Provided data >>
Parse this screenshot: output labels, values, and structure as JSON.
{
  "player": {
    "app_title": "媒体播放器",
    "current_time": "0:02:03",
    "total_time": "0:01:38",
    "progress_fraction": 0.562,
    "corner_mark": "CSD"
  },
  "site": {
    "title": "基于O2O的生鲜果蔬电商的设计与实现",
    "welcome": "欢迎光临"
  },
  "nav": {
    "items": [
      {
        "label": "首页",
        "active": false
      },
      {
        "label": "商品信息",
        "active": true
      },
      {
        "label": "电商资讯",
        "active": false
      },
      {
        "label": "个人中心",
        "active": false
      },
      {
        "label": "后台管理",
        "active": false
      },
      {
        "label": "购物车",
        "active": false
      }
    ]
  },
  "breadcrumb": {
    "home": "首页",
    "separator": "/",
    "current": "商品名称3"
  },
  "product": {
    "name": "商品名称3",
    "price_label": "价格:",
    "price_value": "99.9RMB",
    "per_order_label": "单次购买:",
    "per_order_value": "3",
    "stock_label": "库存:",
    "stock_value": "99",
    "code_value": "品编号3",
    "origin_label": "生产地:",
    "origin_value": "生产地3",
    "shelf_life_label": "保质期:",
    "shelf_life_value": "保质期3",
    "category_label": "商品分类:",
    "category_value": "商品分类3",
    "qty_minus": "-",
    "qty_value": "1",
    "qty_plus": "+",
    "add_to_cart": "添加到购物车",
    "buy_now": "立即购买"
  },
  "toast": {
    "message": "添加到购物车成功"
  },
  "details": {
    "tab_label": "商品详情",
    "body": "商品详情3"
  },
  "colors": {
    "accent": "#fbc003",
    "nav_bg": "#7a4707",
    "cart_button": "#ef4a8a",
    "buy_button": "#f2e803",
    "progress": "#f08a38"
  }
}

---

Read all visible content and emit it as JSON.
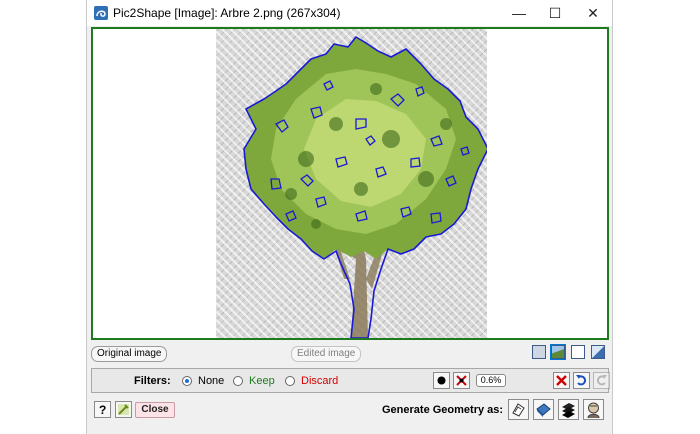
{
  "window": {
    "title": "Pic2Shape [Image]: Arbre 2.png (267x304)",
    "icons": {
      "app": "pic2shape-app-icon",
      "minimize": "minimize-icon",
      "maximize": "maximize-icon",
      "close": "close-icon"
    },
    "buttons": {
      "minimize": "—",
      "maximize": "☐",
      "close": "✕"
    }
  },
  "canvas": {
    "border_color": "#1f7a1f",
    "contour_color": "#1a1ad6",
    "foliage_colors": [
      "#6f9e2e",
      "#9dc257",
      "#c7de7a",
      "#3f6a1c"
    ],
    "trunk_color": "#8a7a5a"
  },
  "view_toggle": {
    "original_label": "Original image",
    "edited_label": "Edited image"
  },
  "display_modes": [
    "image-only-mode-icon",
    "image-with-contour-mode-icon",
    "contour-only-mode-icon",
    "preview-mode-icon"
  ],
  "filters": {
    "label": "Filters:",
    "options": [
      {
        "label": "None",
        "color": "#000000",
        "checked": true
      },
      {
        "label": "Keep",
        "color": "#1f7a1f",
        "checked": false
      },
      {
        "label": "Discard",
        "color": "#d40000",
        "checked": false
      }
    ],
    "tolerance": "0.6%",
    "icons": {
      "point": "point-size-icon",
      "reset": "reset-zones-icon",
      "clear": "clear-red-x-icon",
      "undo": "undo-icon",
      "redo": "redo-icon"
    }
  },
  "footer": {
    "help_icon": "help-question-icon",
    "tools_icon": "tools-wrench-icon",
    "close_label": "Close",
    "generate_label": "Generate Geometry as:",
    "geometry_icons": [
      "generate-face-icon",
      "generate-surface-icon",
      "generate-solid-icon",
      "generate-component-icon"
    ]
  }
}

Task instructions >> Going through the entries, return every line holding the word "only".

Answer >>
    "image-only-mode-icon",
    "contour-only-mode-icon",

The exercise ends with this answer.